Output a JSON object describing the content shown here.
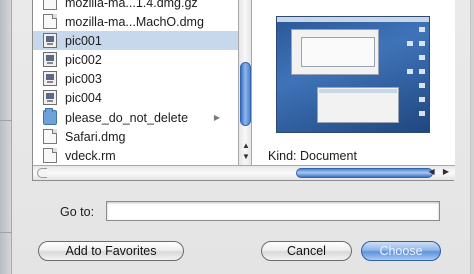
{
  "browser": {
    "files": [
      {
        "label": "mozilla-ma...1.4.dmg.gz",
        "icon": "document-icon",
        "selected": false
      },
      {
        "label": "mozilla-ma...MachO.dmg",
        "icon": "document-icon",
        "selected": false
      },
      {
        "label": "pic001",
        "icon": "picture-icon",
        "selected": true
      },
      {
        "label": "pic002",
        "icon": "picture-icon",
        "selected": false
      },
      {
        "label": "pic003",
        "icon": "picture-icon",
        "selected": false
      },
      {
        "label": "pic004",
        "icon": "picture-icon",
        "selected": false
      },
      {
        "label": "please_do_not_delete",
        "icon": "folder-icon",
        "selected": false,
        "has_children": true
      },
      {
        "label": "Safari.dmg",
        "icon": "document-icon",
        "selected": false
      },
      {
        "label": "vdeck.rm",
        "icon": "document-icon",
        "selected": false
      }
    ],
    "expand_arrow": "▶",
    "scroll_up": "▲",
    "scroll_down": "▼"
  },
  "preview": {
    "kind_label": "Kind: Document"
  },
  "hscroll": {
    "arrows": "◀ ▶"
  },
  "goto": {
    "label": "Go to:",
    "value": "",
    "placeholder": ""
  },
  "buttons": {
    "add_favorites": "Add to Favorites",
    "cancel": "Cancel",
    "choose": "Choose"
  },
  "colors": {
    "selection": "#c8d8ec",
    "aqua_blue": "#5f93db"
  }
}
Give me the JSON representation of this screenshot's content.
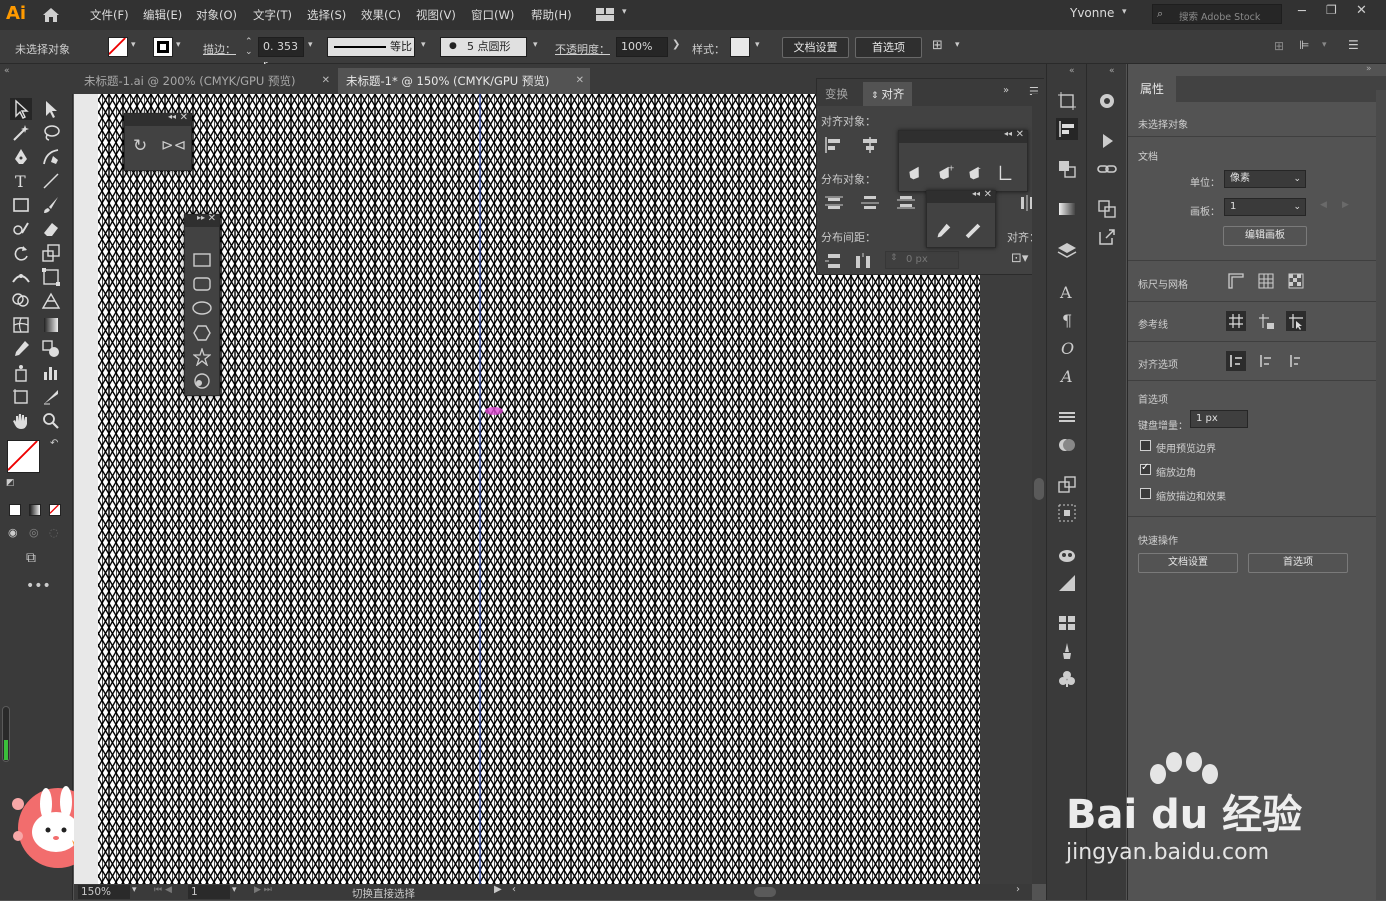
{
  "app": {
    "logo": "Ai",
    "user": "Yvonne",
    "search_placeholder": "搜索 Adobe Stock"
  },
  "menu": [
    "文件(F)",
    "编辑(E)",
    "对象(O)",
    "文字(T)",
    "选择(S)",
    "效果(C)",
    "视图(V)",
    "窗口(W)",
    "帮助(H)"
  ],
  "control": {
    "selection": "未选择对象",
    "stroke_label": "描边：",
    "stroke_value": "0. 353 r",
    "stroke_profile": "等比",
    "brush": "5 点圆形",
    "opacity_label": "不透明度：",
    "opacity_value": "100%",
    "style_label": "样式：",
    "doc_setup": "文档设置",
    "prefs": "首选项"
  },
  "tabs": [
    {
      "label": "未标题-1.ai @ 200% (CMYK/GPU 预览)",
      "active": false
    },
    {
      "label": "未标题-1* @ 150% (CMYK/GPU 预览)",
      "active": true
    }
  ],
  "align_panel": {
    "tab_transform": "变换",
    "tab_align": "对齐",
    "align_objects": "对齐对象：",
    "distribute_objects": "分布对象：",
    "distribute_spacing": "分布间距：",
    "align_to": "对齐：",
    "spacing_value": "0 px"
  },
  "status": {
    "zoom": "150%",
    "artboard": "1",
    "message": "切换直接选择"
  },
  "properties": {
    "tab": "属性",
    "no_selection": "未选择对象",
    "document": "文档",
    "units_label": "单位：",
    "units_value": "像素",
    "artboard_label": "画板：",
    "artboard_value": "1",
    "edit_artboard": "编辑画板",
    "rulers_grids": "标尺与网格",
    "guides": "参考线",
    "snap_options": "对齐选项",
    "preferences": "首选项",
    "keyboard_increment_label": "键盘增量：",
    "keyboard_increment_value": "1 px",
    "use_preview_bounds": "使用预览边界",
    "scale_corners": "缩放边角",
    "scale_strokes": "缩放描边和效果",
    "quick_actions": "快速操作",
    "qa_doc_setup": "文档设置",
    "qa_prefs": "首选项"
  },
  "checkboxes": {
    "use_preview_bounds": false,
    "scale_corners": true,
    "scale_strokes": false
  },
  "watermark": {
    "logo": "Bai du 经验",
    "url": "jingyan.baidu.com"
  },
  "colors": {
    "accent_orange": "#ff9a00",
    "ui_dark": "#323232",
    "panel": "#535353"
  }
}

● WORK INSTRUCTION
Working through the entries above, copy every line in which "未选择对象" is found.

● RESULT OF THE EXERCISE
    "selection": "未选择对象",
    "no_selection": "未选择对象",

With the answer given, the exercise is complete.